Exhibit 19 can be immediately eliminated from further consideration since it does not purport to be a contract or other transaction between plaintiff and defendant.
Exhibit 20 is a contract but it is not the contract in litigation. Moreover, an alteration which will discharge a contract must have been made by a party having a right thereunder or a right to compensation for its breach. An alteration made by a third party who is a stranger to the immediate transaction, without the knowledge or consent of the parties thereto, does not effect a discharge.
Here the immediate transaction was Exhibit 20 -- the agreement of trust between defendant by its president and Muntz as trustee. Plaintiff was a stranger thereto, and Muntz expressly denied that he knew of or consented to the adding of the secretary's name in attestation of this agreement. No alteration was made of any contract between defendant company and the Phoenix Mutual Life Insurance Company or between the defendant company and the plaintiff. We think a material alteration of the documents mentioned above is ineffective to deny recovery to plaintiff upon the promissory note which is the subject of the instant action.
Fee of Expert Witness
The defendant presented a motion to compel plaintiff to reimburse it for a $ 500 fee paid to a handwriting expert engaged to prove that plaintiff wrote the name 'Cyril T. Garvey' on the resolution (Exhibit 19), together with reasonable counsel fees.
The motion avers that in August, 1955, plaintiff in his deposition and in response to an interrogatory swore that he did not write Garvey's name on the resolution.

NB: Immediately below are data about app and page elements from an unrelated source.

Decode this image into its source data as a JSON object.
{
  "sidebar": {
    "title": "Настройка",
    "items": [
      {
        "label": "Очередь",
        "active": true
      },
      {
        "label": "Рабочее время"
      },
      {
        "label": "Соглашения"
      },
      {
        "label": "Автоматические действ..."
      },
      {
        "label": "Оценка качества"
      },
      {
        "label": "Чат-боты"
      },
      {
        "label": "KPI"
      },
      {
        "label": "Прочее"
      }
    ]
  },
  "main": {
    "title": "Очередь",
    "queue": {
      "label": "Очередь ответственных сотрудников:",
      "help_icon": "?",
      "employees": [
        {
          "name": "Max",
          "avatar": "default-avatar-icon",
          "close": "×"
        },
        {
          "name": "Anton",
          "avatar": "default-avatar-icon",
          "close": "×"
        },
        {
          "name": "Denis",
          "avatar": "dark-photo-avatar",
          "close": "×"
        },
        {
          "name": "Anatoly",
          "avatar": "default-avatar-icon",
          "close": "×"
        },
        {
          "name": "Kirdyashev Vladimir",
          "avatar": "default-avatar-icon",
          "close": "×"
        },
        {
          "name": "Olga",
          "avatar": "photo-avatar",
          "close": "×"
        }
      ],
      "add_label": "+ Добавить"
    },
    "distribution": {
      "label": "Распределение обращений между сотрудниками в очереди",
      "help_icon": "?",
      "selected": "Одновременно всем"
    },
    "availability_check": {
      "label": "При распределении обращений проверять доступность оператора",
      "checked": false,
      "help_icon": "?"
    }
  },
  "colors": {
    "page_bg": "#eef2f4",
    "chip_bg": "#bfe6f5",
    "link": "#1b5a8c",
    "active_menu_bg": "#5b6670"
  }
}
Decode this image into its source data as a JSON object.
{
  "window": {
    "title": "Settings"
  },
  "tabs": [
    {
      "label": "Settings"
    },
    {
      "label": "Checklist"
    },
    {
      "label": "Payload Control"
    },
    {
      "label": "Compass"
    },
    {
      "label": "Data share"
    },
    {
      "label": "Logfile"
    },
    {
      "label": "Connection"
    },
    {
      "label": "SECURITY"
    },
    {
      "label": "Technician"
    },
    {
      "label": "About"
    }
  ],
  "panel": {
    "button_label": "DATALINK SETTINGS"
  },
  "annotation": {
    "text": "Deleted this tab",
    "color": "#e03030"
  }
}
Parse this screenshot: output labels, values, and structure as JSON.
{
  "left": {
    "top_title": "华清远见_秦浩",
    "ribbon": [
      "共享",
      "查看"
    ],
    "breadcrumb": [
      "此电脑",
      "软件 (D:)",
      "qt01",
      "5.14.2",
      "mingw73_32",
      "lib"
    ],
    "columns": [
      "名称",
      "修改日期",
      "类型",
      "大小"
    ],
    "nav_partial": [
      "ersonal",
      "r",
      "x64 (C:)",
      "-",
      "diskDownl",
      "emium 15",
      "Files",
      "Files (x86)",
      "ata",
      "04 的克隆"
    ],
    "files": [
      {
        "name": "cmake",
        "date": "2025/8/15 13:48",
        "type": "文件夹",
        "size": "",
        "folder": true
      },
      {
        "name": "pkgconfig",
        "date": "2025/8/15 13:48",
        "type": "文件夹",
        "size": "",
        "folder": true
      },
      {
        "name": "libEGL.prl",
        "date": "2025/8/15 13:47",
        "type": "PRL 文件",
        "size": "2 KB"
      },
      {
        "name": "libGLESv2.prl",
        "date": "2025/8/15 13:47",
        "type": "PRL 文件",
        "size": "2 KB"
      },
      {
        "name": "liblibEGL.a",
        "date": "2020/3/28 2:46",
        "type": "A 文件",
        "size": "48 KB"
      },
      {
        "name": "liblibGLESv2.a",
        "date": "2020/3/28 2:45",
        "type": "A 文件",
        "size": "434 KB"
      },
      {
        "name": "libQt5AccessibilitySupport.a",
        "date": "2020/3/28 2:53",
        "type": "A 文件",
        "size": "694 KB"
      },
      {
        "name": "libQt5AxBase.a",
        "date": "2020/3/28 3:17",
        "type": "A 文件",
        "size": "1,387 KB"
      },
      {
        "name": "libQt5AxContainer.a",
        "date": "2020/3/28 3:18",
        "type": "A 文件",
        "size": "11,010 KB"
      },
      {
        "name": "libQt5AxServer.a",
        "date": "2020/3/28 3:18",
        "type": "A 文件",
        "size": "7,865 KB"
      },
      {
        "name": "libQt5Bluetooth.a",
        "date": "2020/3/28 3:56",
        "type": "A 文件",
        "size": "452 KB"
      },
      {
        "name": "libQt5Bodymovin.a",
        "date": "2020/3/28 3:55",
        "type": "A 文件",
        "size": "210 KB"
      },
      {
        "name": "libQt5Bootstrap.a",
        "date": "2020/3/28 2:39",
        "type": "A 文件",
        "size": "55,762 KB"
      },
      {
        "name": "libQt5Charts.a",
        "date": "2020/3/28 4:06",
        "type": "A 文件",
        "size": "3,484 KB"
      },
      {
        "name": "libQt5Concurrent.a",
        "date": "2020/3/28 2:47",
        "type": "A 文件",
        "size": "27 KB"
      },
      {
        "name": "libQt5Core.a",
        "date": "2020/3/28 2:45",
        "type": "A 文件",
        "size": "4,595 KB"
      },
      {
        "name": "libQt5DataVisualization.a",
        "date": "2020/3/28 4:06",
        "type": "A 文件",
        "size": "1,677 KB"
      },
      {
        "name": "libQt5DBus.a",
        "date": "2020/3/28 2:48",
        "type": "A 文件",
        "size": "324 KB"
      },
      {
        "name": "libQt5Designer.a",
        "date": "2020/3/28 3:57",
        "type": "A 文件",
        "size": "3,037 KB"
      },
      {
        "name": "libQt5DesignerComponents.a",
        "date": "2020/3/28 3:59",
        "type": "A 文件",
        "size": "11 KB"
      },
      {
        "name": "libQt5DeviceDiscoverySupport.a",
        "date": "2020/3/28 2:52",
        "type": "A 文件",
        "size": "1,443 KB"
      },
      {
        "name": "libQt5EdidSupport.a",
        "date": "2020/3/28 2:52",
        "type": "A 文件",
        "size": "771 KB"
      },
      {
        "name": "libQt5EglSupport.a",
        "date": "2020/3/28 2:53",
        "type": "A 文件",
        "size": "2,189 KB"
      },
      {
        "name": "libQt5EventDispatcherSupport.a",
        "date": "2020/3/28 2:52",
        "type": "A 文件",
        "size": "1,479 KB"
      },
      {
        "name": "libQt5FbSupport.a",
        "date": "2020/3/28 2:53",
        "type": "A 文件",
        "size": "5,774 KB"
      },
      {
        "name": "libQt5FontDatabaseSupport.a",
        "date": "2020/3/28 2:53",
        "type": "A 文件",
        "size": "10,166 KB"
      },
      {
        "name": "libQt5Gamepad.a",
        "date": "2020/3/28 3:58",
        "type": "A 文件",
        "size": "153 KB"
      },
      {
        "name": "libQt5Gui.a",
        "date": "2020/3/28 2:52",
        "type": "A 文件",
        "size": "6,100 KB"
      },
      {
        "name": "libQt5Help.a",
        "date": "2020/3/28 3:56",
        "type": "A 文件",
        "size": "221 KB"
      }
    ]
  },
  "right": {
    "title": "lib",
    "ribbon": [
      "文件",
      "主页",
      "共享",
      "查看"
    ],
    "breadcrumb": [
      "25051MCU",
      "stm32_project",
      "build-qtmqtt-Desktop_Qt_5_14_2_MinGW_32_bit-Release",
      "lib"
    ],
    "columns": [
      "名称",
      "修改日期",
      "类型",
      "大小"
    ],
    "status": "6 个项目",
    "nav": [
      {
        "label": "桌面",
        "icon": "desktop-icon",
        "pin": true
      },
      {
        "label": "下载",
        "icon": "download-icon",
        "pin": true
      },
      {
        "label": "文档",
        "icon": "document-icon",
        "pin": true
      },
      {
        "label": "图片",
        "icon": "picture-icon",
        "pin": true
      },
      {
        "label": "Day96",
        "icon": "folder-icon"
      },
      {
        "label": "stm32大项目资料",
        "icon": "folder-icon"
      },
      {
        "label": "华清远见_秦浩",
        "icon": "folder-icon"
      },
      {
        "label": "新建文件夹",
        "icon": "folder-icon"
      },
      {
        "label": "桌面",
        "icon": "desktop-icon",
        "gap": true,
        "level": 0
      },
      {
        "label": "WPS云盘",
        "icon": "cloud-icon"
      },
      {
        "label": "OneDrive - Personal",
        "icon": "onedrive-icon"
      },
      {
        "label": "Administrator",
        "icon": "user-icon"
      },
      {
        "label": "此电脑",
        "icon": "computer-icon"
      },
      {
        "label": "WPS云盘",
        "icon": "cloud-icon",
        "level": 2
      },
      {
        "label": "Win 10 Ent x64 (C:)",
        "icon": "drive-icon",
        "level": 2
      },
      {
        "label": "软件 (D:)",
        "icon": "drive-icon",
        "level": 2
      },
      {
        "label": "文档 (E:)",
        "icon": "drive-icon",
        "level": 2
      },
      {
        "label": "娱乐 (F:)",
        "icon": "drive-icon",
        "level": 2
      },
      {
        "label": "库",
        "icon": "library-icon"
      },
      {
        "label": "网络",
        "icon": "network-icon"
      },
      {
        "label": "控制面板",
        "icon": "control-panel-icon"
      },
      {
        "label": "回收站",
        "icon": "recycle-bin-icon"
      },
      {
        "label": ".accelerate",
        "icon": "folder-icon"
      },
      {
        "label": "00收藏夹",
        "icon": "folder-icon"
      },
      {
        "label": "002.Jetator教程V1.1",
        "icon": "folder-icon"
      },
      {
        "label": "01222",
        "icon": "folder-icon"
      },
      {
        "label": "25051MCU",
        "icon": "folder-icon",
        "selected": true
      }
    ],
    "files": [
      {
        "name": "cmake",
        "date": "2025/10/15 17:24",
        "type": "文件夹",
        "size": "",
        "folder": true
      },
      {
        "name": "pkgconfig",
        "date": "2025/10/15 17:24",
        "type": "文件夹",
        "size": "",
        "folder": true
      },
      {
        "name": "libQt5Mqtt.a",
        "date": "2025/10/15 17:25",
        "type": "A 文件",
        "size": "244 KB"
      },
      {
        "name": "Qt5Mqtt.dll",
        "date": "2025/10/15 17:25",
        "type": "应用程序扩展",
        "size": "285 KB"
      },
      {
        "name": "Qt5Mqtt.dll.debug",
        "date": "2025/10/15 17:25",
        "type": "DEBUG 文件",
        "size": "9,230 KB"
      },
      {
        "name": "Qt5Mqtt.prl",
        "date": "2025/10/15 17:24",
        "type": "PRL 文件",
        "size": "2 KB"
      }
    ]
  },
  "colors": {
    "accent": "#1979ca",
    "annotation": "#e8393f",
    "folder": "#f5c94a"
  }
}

Inspection of the documents reveals the truth of these averments.
At pre-trial conference, in the presence of the expert and under some prompting by the court, it was stipulated that plaintiff wrote the Garvey signature not only on the resolution but also on the trust agreement, although his counsel maintained that plaintiff had no recollection of doing so, and that the fact was of no importance since the exhibits were certified copies. Notwithstanding the stipulation, the expert remained in court two days.
We do not think defendant can be criticized for preparing itself to prove that the plaintiff wrote the Garvey names. Its trial counsel, who is Mr. Garvey, considered it most vital that this fact be incontestably established. But defendant pointed only to Rule 37(c), Fed.Rules Civ.Proc., 28 U.S.C.A., to sustain its demand. That rule, as we understand it, is not applicable to answers made in depositions and to interrogatories under Rules 26 and 33, but only to requests for admissions under Rule 36. Therefore, the motion will be denied.
Judgment will be entered in favor of plaintiff and against the defendant for the sum of $ 9,000, with interest from December 31, 1954; costs to be divided equally.
An appropriate order will be entered.